A couple of months ago I bought a platform scale for Piney Mountain Foster Care. I used funds we received from The Binky Foundation for building and equipping an I.C.U. room to better care for sick or injured dogs. The scale counts (no pun intended) because knowing a dogs weight is needed to properly dispense medications and some preventatives as well as monitoring a dogs body condition.
I discovered that our new scale was weighing 1 pound 4 ounces heavier than the scale at our veterinarian – which is frequently checked to be sure it’s accurate. So I decided to recalibrate our scale. That turned into quite an adventure.
First off, I found that while the scale will display in pounds or kilograms, it must be calibrated in kilograms. But I used an on-line conversion calculator to determine that 7 Kg is 15.43 pounds. I used a 15 pound bag of dog food and a baggie with 6.9 ounces (.43 pounds) of loose kibble. Armed with these I ran through the sparse directions (yes, ladies, I do read directions). It took me a couple of tries before I got it to say that the process had been completed successfully and the 15 pound bag of dog food weighed in at 15 pounds.
Unfortunately I discovered that I had inadvertently reset the scale’s upper limit from 600 pounds to 15.43 pounds and anything above that weight errored out.
About that time I bought a truck load of building supplies for a renovation project we have underway and needed to store them indoors. To make room I had to unplug the scale and stand it up on its end. It has been there until those materials were used up last weekend. So today I took another run at calibrating the scale.

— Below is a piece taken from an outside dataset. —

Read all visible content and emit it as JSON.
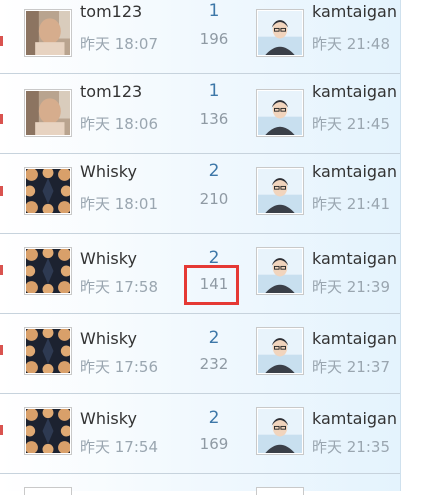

I don’t have 600 pounds of anything. If I did I would not want to have to load it onto the scale and unload it to put it away again. But I don’t really need the scale to handle 600 pounds – I’m not caring for cattle or hogs, just dogs. 200 pounds should be plenty.
The calibration weight has to be in Kg and a whole number. So I settled on 91 Kg, which is 200 pounds 9.6 ounces. I can produce that weight in bags of dog food. The bags are assorted brands and weights, so I had to do some “cyphering” to get the closest combination and make up the last bit with kibble weighed into a bowl. Then drag all of that over to the new kennel from the bunkhouse.
With the required weight at hand I set about recalibrating the scale and setting a useable upper limit. Did I mention that the manual (pamphlet) is sketchy on details? I may not be the sharpest tool in the shed, but I’m no dullard. But I had to run through this complicated process of holding these two buttons down while pressing that one, then press this key for 1.5 seconds when you see that displayed, than press that one while standing on my left leg and poking my tongue out the right side of my mouth …
Okay, I’m kidding (in case you could not tell). But it’s almost accurate. Once I got the scale into the right state and configured I had to pile the 200 pounds (plus a little) of dog food onto the scale and do another incantation and turn the scale off to save it. Then take the 200 pounds of weight off of the scale, turn it on and set a known weight back on the scale to test it.
It took me about 6 repeats of this process before I managed to get the thing calibrated AND increase the weight limit. That’s 2,400 pounds of kibble I moved on or off of the scale that morning.
But perseverance (and prayer for clarity) paid off and I finally completed the process successfully.
Then I hauled the 200 pounds of pet food back to the bunkhouse, tossed it up onto the dock and carried it inside and to the far end to be stacked up for storage again.
I was SO glad to be done with all that! Now, where is my Ibuprophen?